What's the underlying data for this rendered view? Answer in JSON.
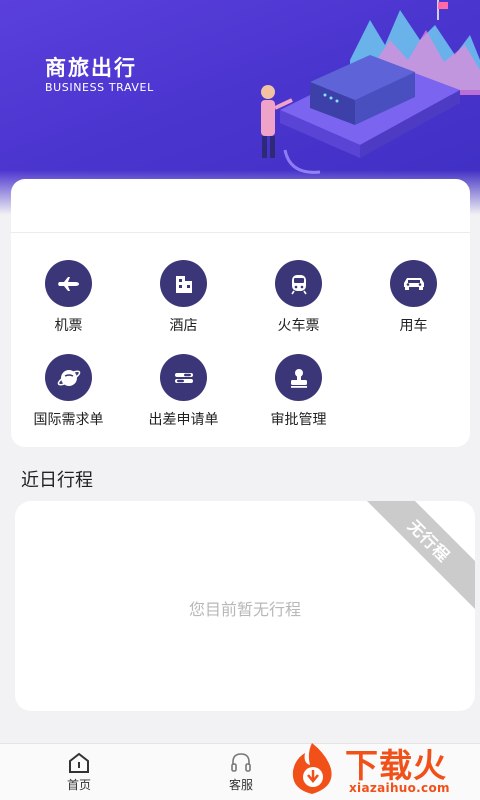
{
  "hero": {
    "title": "商旅出行",
    "subtitle": "BUSINESS TRAVEL"
  },
  "menu": {
    "items": [
      {
        "label": "机票",
        "icon": "airplane-icon"
      },
      {
        "label": "酒店",
        "icon": "hotel-icon"
      },
      {
        "label": "火车票",
        "icon": "train-icon"
      },
      {
        "label": "用车",
        "icon": "car-icon"
      },
      {
        "label": "国际需求单",
        "icon": "globe-icon"
      },
      {
        "label": "出差申请单",
        "icon": "request-form-icon"
      },
      {
        "label": "审批管理",
        "icon": "approval-stamp-icon"
      }
    ]
  },
  "trips": {
    "section_title": "近日行程",
    "ribbon_label": "无行程",
    "empty_message": "您目前暂无行程"
  },
  "tabbar": {
    "tabs": [
      {
        "label": "首页",
        "icon": "home-icon"
      },
      {
        "label": "客服",
        "icon": "headset-icon"
      }
    ]
  },
  "watermark": {
    "text": "下载火",
    "url": "xiazaihuo.com"
  },
  "colors": {
    "hero_bg": "#4b35cf",
    "icon_bg": "#3b3677",
    "page_bg": "#f2f2f4",
    "watermark": "#f25019"
  }
}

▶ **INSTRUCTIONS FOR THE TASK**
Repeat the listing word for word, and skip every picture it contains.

▶ **EXERCISE SOLUTION**
What's the underlying data for this rendered view? Answer in JSON.
{
  "hero": {
    "title": "商旅出行",
    "subtitle": "BUSINESS TRAVEL"
  },
  "menu": {
    "items": [
      {
        "label": "机票",
        "icon": "airplane-icon"
      },
      {
        "label": "酒店",
        "icon": "hotel-icon"
      },
      {
        "label": "火车票",
        "icon": "train-icon"
      },
      {
        "label": "用车",
        "icon": "car-icon"
      },
      {
        "label": "国际需求单",
        "icon": "globe-icon"
      },
      {
        "label": "出差申请单",
        "icon": "request-form-icon"
      },
      {
        "label": "审批管理",
        "icon": "approval-stamp-icon"
      }
    ]
  },
  "trips": {
    "section_title": "近日行程",
    "ribbon_label": "无行程",
    "empty_message": "您目前暂无行程"
  },
  "tabbar": {
    "tabs": [
      {
        "label": "首页",
        "icon": "home-icon"
      },
      {
        "label": "客服",
        "icon": "headset-icon"
      }
    ]
  },
  "watermark": {
    "text": "下载火",
    "url": "xiazaihuo.com"
  },
  "colors": {
    "hero_bg": "#4b35cf",
    "icon_bg": "#3b3677",
    "page_bg": "#f2f2f4",
    "watermark": "#f25019"
  }
}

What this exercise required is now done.